NR maps out five different routes towards a carbon-free network. The chief difference between them being the date to reach decarbonisation. It reckons the optimum is to deliver higher decarbonisation targets over longer timeframes, hence 2061 is better overall than 2040. The longer timeframe demands an annual electrification rate of 447stkm compared with 2040’s 922. NR suggests that British Rail’s East Coast wiring programme in the late 1980s and early 1990s managed 300-450stkm a year. So did more recent CP5 schemes. This means that to even achieve the 2061 target, NR needs everything in its favour. This includes governments committed over many ministers, prime ministers and first ministers.

Decarbonisation needs commitment

Yet the history of electrification is on-off with more peaks and troughs than waves than wash over Dawlish. To achieve NR’s ambition will take greater and more competent government involvement than the railway has seen for many years. DfT seems unable to fund NR’s upgrade programme to match the improvements it’s agreed with train operators. So I’m very sceptical that we’ll see this plan translate into real and sustained action.

Railway economics suggest that electric trains better suit busy lines with frequent services and many passengers. But if you’re asking for decarbonisation, it’s better to remove first the most polluting diesel trains. This could be done by wiring their routes. Or by wiring routes with cleaner trains that you can then cascade to replace the older ones. Perhaps that should dent my enthusiasm for wiring the Midland Main Line? After all, the route’s main operator, East Midlands Railway, is about to receive new bi-mode trains to replace HSTs. They will work in conjunction EMR’s fleet of Class 222s that date from the 2000s.

Would it be better to concentrate initially on the Chiltern route from London Marylebone to Birmingham Snow Hill? This is the sort of detail that NR, train operators and governments will need to thrash out.
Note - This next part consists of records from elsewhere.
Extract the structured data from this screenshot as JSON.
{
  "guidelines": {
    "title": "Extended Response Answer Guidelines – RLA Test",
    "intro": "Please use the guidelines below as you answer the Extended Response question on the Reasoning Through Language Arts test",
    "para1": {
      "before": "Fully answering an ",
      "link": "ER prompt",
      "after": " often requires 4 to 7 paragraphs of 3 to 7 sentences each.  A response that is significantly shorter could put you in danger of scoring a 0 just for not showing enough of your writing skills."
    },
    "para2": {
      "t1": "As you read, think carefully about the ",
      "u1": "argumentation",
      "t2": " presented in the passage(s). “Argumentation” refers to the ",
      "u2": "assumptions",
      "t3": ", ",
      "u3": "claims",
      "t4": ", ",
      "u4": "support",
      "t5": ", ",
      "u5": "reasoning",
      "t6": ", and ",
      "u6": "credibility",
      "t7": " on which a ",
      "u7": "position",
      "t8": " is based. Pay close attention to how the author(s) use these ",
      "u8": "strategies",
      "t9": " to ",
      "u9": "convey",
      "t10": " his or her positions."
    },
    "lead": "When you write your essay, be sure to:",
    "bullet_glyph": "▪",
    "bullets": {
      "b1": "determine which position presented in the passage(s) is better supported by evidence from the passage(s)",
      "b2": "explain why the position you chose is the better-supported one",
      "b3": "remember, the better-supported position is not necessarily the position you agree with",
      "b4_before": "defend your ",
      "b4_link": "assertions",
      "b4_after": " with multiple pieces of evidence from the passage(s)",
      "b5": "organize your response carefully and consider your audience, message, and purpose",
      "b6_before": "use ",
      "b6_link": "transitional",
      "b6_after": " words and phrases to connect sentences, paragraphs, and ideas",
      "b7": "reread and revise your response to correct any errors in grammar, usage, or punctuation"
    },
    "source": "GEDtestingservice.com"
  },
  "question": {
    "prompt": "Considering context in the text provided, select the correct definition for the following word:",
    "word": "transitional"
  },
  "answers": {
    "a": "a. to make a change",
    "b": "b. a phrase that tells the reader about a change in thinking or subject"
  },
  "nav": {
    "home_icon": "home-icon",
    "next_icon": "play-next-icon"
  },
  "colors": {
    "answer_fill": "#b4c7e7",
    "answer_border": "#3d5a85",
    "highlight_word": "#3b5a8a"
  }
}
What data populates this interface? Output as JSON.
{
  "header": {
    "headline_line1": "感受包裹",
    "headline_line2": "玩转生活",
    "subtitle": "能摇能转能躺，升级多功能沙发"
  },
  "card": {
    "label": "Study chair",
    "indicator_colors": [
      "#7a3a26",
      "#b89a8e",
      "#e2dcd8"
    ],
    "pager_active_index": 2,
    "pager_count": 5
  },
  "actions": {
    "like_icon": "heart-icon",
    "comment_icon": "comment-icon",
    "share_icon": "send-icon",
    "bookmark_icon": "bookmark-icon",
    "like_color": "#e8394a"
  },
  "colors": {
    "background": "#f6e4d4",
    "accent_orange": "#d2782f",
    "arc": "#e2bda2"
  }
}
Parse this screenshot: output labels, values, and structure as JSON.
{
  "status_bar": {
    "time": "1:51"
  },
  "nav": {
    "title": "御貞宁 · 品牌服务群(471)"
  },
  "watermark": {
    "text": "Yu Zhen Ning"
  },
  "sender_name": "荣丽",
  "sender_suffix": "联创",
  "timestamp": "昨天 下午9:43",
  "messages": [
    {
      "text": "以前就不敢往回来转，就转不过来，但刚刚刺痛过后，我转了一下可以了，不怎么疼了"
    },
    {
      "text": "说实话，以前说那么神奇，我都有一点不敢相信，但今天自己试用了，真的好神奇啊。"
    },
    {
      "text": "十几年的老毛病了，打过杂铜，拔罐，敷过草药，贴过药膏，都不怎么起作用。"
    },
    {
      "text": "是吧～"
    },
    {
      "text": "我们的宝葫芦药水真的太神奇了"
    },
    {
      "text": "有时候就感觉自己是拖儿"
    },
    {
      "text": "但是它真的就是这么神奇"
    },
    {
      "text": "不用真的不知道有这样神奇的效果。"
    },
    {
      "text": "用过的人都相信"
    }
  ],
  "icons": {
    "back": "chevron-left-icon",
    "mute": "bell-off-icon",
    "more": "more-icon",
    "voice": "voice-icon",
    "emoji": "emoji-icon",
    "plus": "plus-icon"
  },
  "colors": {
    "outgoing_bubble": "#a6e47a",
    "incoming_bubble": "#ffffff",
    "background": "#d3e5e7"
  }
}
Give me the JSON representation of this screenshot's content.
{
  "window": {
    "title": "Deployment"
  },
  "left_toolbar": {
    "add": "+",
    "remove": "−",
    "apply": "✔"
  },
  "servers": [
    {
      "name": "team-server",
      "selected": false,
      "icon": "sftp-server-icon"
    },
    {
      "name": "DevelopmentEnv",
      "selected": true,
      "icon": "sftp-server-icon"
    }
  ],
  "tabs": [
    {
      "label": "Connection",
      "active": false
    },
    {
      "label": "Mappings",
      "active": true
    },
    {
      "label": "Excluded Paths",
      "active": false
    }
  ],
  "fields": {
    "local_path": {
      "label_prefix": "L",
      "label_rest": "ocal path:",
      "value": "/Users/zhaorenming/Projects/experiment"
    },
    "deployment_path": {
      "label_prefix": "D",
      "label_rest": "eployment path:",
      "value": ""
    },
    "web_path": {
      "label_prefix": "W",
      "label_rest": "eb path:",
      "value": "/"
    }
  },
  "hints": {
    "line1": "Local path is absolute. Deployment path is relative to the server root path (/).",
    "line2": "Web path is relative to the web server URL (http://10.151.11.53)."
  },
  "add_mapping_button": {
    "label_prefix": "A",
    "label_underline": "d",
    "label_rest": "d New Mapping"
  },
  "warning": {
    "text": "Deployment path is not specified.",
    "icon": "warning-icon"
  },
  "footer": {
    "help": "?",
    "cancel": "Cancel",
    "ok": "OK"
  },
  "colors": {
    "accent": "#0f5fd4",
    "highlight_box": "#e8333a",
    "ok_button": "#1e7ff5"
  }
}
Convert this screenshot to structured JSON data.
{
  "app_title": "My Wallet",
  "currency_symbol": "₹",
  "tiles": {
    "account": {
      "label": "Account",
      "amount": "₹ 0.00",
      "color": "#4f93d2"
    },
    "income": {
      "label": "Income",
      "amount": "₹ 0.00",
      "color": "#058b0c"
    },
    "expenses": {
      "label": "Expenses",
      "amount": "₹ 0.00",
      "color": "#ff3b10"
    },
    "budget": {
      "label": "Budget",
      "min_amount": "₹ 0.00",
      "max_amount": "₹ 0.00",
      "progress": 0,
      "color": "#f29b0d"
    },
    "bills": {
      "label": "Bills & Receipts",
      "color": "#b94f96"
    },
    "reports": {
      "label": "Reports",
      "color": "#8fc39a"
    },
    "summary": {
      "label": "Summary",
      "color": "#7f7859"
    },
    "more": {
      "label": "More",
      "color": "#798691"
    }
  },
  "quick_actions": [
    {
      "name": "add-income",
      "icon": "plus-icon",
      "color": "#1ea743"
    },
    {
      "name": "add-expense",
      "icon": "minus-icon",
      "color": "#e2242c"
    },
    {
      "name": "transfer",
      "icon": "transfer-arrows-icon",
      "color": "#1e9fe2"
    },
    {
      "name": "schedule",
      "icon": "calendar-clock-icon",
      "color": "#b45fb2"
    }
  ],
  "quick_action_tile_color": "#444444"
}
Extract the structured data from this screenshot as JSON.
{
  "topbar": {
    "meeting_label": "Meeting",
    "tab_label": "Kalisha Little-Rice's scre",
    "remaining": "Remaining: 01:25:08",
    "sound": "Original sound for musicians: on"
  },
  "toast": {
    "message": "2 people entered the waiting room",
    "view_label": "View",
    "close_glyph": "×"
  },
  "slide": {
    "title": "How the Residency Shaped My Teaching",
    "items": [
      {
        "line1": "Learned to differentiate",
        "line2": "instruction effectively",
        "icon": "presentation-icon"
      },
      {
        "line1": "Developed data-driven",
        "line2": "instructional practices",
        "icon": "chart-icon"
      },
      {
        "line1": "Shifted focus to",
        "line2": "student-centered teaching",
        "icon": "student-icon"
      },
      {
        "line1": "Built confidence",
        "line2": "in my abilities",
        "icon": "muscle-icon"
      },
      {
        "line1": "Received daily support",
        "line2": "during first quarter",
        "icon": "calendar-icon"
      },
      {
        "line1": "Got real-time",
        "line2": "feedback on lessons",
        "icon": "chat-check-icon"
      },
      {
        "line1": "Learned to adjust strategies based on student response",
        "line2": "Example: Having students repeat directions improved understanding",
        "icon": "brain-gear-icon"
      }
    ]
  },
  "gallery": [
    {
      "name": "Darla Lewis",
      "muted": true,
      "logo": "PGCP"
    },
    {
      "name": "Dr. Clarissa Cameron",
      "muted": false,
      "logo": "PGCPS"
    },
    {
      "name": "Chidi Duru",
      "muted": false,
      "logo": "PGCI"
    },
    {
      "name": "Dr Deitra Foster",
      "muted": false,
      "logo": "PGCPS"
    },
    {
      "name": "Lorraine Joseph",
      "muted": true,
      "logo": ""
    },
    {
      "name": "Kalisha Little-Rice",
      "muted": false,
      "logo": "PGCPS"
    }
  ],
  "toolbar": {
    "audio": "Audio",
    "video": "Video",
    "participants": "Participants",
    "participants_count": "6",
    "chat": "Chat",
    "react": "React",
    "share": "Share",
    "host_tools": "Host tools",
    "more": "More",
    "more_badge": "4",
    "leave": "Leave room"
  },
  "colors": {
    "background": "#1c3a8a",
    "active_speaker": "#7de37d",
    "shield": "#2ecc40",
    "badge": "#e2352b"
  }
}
There’s also detailed work needed for the Basingstoke-Southampton route. It’s already electrified but with the 750V DC system. Yet it has freight trains hauling containers and CrossCountry services. Ideally, they’d be electric using 25kV AC overhead lines. However, NR notes: “Conversion to 25kV is likely to be costly, disruptive and time-consuming”.

Elsewhere on the generally DC Southern Region, there are pockets of diesel services from Uckfield, Reading-Gatwick Airport and Ashford-Hastings. Safety regulator ORR is not keen on more third-rail electrification which complicates matters. It’s the subject of research work by RSSB to compare it with battery or hydrogen options.

All of which shows there’s plenty more to examine to take Britain down the road of transport decarbonisation. But if we never start, we’ll never reach that goal.

This article first appeared in RAIL 914, published on September 23 2020.

By Philip Haigh

Freelance railway writer, former deputy editor at RAIL magazine - news, views and analysis of today's railway.